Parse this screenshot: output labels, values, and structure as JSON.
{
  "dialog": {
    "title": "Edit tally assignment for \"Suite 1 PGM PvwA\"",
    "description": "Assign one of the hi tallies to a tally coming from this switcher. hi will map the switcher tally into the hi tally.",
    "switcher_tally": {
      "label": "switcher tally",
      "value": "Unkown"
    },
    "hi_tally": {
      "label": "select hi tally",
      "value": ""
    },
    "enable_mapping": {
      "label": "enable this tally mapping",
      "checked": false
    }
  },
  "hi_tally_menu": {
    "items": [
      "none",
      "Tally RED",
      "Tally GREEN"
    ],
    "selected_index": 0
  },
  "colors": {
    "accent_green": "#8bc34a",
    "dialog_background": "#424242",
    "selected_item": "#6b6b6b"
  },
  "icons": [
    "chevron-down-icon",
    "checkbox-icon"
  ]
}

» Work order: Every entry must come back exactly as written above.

» Result of the task:
Parse this screenshot: output labels, values, and structure as JSON.
{
  "dialog": {
    "title": "Edit tally assignment for \"Suite 1 PGM PvwA\"",
    "description": "Assign one of the hi tallies to a tally coming from this switcher. hi will map the switcher tally into the hi tally.",
    "switcher_tally": {
      "label": "switcher tally",
      "value": "Unkown"
    },
    "hi_tally": {
      "label": "select hi tally",
      "value": ""
    },
    "enable_mapping": {
      "label": "enable this tally mapping",
      "checked": false
    }
  },
  "hi_tally_menu": {
    "items": [
      "none",
      "Tally RED",
      "Tally GREEN"
    ],
    "selected_index": 0
  },
  "colors": {
    "accent_green": "#8bc34a",
    "dialog_background": "#424242",
    "selected_item": "#6b6b6b"
  },
  "icons": [
    "chevron-down-icon",
    "checkbox-icon"
  ]
}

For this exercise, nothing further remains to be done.